I've been screening bits of the maitre's visionary — or perhaps brilliantly retrograde — I Was Noriega's Love Slave. The reason for my hesitation re: descriptive adjective stems from doubts about when this film was made. It's b&w, runs 87 minutes, and thrums with the paranoia that is the hallmark of the red-scare flicks of the '50s. But the object of the creeping distress is not commies but narco-terrorists, as personified by the pineapple-faced Panamanian Manuel Noriega (played tersely but authoritatively by the late Rondo Hatton). The presence of Hatton, and of other now-defunct screen presences like Dick York, Dick Foran, and Terry Moore, suggests a 1950s vintage. But what is Noriega doing in the 1950s? Why is the U.S. president (played by York) named Bush? And what can account for the erotic frankness that surrounds the Prez's Press Secretary's (Terry Moore's) liaison with the Central American strongman, who sweeps her off her feet with daiquiris and mariachi music (Smithee's Panama suggests a cross between Acapulco and Havana, with guayabara-shirted extras) during a tropical vacation and then uses her as a wormhole into the White House before she wises up?

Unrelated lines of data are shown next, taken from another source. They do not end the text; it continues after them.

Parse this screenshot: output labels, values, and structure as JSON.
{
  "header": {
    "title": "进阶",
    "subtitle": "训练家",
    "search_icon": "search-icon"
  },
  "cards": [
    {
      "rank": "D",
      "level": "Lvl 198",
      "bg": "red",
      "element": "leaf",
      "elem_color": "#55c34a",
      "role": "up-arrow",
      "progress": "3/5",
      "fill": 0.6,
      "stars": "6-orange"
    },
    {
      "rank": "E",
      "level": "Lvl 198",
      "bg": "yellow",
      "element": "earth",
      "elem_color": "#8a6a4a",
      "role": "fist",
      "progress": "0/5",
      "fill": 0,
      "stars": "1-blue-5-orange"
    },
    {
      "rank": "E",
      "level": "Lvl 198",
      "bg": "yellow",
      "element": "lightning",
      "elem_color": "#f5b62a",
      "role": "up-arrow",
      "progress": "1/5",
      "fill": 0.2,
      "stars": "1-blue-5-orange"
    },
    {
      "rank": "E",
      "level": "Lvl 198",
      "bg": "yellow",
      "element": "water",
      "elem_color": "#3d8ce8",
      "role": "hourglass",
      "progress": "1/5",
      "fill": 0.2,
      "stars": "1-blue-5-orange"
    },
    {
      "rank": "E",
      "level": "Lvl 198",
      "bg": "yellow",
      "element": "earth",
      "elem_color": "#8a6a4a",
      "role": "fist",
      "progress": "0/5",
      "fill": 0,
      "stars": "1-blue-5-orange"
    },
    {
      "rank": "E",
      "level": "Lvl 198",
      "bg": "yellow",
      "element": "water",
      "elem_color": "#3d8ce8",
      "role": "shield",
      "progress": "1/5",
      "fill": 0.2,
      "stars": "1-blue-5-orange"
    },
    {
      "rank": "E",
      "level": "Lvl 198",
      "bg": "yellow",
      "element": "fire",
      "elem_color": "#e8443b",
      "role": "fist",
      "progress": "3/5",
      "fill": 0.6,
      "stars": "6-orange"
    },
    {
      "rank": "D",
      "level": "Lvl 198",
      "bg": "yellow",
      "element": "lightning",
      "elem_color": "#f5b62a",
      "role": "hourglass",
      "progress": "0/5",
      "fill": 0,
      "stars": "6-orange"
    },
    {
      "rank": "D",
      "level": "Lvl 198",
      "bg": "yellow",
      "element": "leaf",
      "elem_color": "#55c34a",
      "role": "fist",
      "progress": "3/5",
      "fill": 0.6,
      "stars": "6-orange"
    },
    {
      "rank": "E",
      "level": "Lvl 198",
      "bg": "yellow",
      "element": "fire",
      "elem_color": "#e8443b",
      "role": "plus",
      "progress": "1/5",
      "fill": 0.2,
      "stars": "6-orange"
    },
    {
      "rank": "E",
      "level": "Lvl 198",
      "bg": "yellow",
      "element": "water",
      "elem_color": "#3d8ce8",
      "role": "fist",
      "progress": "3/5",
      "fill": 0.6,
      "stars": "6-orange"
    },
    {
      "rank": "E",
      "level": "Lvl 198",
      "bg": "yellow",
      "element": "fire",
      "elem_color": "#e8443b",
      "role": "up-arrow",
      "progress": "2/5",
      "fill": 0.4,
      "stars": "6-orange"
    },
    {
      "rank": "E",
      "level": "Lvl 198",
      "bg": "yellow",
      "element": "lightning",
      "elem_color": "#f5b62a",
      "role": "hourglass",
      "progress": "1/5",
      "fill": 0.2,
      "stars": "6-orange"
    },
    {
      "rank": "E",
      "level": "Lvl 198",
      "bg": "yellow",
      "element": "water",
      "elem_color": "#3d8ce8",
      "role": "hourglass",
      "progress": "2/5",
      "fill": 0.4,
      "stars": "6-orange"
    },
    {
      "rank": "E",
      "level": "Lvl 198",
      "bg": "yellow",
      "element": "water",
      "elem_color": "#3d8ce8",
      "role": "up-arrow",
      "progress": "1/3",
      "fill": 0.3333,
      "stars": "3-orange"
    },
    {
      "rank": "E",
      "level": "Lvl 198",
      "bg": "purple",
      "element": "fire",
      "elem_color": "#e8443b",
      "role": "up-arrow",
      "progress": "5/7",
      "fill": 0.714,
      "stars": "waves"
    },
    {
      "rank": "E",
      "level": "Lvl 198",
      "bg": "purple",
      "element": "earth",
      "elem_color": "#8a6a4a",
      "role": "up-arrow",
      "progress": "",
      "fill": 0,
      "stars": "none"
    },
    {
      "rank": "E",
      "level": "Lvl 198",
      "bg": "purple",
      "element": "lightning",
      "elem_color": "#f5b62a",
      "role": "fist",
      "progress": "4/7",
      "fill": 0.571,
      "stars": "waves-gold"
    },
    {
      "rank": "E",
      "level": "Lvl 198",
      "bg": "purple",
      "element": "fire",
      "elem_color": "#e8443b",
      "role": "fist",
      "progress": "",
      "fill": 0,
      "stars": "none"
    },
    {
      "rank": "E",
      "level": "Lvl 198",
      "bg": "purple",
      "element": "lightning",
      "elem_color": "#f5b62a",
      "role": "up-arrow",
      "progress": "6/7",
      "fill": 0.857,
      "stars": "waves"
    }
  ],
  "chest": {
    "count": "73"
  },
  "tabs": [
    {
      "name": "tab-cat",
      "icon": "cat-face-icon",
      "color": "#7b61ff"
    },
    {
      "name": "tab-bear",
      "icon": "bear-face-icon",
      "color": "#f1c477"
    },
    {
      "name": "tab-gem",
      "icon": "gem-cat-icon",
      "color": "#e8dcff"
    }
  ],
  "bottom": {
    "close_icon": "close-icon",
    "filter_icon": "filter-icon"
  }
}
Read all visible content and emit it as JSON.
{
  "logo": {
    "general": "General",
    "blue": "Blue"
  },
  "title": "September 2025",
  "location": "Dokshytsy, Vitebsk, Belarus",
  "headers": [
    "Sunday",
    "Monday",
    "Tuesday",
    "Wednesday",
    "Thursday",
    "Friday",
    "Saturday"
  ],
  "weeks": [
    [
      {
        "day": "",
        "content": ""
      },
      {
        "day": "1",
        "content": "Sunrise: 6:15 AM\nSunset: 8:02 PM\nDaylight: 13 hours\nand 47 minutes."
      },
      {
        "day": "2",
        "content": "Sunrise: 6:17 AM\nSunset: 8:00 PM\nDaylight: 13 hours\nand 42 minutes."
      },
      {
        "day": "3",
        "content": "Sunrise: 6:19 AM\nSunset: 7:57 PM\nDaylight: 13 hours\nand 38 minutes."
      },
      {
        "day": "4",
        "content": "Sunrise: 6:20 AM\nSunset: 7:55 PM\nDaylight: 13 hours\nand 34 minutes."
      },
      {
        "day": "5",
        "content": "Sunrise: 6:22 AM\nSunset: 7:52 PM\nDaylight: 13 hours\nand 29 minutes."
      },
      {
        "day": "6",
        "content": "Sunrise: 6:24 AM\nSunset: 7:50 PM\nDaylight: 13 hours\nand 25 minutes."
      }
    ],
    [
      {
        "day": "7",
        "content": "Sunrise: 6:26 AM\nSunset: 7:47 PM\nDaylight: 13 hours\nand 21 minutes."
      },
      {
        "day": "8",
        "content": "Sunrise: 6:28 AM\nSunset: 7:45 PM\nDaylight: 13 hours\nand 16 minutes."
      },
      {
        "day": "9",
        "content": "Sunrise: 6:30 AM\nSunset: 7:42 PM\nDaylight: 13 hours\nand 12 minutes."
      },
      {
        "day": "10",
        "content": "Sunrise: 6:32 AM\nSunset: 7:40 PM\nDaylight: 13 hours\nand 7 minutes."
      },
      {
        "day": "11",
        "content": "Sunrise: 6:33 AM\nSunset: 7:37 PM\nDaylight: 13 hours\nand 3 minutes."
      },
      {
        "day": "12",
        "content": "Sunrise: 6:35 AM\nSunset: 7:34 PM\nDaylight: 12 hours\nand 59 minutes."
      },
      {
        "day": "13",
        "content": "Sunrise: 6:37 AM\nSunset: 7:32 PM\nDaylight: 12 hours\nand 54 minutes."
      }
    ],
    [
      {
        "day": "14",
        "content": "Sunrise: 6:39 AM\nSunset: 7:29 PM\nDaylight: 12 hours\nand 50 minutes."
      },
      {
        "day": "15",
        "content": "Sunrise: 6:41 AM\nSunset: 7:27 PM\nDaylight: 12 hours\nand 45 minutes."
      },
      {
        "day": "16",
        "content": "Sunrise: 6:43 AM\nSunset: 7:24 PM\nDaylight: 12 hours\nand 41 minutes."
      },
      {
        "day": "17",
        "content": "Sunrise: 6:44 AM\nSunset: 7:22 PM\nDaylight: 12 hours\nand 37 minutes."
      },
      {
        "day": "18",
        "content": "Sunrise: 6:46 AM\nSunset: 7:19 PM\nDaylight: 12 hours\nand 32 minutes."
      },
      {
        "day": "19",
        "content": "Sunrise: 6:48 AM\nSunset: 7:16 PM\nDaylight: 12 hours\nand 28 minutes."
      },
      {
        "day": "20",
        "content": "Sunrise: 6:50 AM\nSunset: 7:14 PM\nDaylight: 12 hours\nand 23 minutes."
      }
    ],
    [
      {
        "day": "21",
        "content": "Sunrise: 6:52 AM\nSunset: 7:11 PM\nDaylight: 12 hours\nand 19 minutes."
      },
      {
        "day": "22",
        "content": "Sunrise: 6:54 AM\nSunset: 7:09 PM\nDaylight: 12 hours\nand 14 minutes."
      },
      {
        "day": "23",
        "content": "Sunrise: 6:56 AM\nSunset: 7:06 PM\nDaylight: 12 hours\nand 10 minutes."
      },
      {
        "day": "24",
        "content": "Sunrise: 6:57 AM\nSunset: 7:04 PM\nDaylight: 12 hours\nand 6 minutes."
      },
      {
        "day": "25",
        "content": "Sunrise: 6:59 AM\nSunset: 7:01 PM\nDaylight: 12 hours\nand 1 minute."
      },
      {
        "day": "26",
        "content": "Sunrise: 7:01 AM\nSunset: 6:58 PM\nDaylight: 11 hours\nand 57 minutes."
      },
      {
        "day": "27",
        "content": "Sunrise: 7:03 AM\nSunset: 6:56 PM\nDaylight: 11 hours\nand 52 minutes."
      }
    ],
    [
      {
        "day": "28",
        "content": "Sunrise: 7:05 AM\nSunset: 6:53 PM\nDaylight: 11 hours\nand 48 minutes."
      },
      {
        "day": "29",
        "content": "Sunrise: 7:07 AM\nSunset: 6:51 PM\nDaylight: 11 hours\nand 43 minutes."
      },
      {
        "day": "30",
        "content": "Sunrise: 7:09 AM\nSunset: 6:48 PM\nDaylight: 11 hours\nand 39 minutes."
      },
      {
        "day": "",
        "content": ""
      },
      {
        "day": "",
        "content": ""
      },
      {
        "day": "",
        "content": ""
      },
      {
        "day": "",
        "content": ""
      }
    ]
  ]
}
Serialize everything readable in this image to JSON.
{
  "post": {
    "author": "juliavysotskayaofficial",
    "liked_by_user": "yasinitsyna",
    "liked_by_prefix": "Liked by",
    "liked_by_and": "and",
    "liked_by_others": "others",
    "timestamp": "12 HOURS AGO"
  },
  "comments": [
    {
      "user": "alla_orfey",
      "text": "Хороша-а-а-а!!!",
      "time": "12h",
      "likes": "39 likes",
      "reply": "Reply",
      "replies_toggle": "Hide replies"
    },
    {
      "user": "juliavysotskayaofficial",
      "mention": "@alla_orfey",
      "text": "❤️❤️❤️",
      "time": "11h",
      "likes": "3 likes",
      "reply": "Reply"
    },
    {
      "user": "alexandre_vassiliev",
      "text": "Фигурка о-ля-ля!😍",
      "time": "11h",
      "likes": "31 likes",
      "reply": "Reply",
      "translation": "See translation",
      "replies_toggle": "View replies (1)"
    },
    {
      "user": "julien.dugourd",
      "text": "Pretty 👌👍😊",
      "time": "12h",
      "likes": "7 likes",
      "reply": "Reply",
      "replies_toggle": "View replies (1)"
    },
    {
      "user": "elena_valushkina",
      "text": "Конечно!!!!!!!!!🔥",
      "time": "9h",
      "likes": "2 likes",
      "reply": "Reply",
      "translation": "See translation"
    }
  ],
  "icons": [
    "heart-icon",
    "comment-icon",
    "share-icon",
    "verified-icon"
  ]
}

The sparks struck by Moore and Hatton, whose speech, alas, was thickened almost into incomprehensibility by the acromegaly that would kill him at a tragically early age (his line-dubs are credited to Jeremy Irons, who "got" Noriega's accent by once again donning the oral prosthesis he wore in House of the Spirits), made this 1996 viewer's palms sweat. Can you imagine how they would have affected moviegoers of the age of Ozzie and Harriet? If I'm not mistaken, there is a two-second nipple shot half hidden by the shadow of a coconut palm, though Smithee's dextrous camera sleight-of-hand makes it unclear whether the nipple belongs to Moore or Hatton. Not to mention the daring steambath mano-a-mano between Noriega, Bush and a G-Man played by Dick Foran. Predictably, he ends up getting Moore, but not before her womanhood has been sullied by some swarthy (and possibly nubbly-textured) Latino love-pole.

Can any Echoids clear up these anomalies? Was I Was Noriega's Love Slave made 40 or 5 years ago? Or might it possibly be the most attenuated film project of all time, begun, perhaps, as a conventional red-scare potboiler, then marooned in some Sargasso of politics, only to be reshot and re-edited many years later, by an older, wiser auteur? Maybe the Noriega character was originally called Arbenz?


I Was Noriega's Love Slave was released in 1989 with colorized outtake footage of Rondo Hatton as Noriega in it, to capitalize on Bush's little Panamanian war. No wonder you were confused!


Copyright © 1996-2003 by Peter Trachtenberg